Approximately 90 people were caught after all problem sets were examined. These students picked up letters from Wilson's secretary telling them of his intention to submit names to the COD and the number of zeroes they had received for problem sets in which duplicate code appeared.

Wilson did not require these people to meet with him, but about 80 did. As a result of the meetings, 15-20 names were dropped from the list Wilson was about to forward to the COD. He also became aware of a range of situations that could lead to duplicate code.

The most "benign" kind of behavior, according to Wilson, was working jointly on a problem set. "The educational value of doing problem sets is preserved," he acknowledged. "However, I had said that it was not appropriate to do joint programs."

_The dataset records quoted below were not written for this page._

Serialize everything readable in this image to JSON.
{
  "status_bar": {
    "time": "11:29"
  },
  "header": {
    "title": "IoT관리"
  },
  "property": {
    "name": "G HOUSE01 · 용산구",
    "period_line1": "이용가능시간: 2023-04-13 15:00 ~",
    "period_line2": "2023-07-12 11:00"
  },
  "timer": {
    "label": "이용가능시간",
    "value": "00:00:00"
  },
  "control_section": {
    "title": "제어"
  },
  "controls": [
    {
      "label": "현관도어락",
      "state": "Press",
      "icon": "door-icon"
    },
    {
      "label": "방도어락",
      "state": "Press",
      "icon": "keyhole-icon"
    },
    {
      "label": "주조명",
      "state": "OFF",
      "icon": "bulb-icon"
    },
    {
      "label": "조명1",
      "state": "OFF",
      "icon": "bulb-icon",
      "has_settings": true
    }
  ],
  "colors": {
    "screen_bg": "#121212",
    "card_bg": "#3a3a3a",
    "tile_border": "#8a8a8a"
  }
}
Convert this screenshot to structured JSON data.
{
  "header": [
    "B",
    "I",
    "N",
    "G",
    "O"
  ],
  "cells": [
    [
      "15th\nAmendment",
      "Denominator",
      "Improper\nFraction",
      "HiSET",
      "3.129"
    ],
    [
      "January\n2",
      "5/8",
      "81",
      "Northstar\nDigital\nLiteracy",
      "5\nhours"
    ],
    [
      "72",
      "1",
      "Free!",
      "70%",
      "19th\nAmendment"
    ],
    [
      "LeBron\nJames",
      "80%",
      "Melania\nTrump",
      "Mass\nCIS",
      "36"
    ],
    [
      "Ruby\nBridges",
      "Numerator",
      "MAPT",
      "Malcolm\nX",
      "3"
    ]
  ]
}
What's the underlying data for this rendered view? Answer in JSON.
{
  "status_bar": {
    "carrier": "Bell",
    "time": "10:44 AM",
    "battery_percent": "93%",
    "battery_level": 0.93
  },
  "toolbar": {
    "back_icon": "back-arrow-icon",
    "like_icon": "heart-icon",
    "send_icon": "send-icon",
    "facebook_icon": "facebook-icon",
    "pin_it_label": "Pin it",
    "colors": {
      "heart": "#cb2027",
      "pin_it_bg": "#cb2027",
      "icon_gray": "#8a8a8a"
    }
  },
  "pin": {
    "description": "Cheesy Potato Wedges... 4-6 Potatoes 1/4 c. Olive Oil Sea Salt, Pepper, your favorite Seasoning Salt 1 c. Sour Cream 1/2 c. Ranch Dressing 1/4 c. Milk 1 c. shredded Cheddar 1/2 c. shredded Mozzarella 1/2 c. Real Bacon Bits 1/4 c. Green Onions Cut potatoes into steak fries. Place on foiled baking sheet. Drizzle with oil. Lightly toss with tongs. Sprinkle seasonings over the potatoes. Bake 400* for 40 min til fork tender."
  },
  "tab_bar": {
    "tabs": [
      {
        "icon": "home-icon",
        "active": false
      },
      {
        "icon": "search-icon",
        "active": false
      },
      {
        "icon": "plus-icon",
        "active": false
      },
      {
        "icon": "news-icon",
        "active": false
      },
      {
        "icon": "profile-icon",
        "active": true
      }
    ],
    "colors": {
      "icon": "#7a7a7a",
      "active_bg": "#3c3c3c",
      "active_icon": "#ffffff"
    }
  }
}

For these students, Wilson modified the policy so that they received half credit. He still submitted their names to the COD, but with a note that they had collaborated on problem sets.

At the other extreme were those who had stolen other people's programs, Wilson said. A few students believed he was referring to people who had stolen hard copies of problem sets from trash bins in Project Athena clusters.

The middle ground, according to Wilson, was the situation in which one individual had done the work and others had turned it in as their own. As it was "obvious" which person had been responsible for the problem set, that individual received half credit, and the others got zeroes, Wilson said.

Changes in 1.00 likely

Wilson said that some changes to 1.00 were in order as a result of his experiences last term. "I went to each of the 18 recitations at the beginning of the term and told them what was expected of them individually and what constituted cheating," he noted. "In the future, I will write the policy in boldface, though one feels sheepish having to do both."

He also realized there are benefits to working with others and said that in the future, he would designate two or three out of the 10 problem sets as ones on which collaboration was allowed.

Wilson expected that the professor who teaches 1.00 this fall will use a program for spotting duplicate code on problem sets.

"I'm upset and the students were upset that we discovered duplicate codes so late in the term," he said. Some people had to petition to drop the class because Wilson announced his discovery to the class after drop date.

"Had I known in week three, I would have said something," he concluded.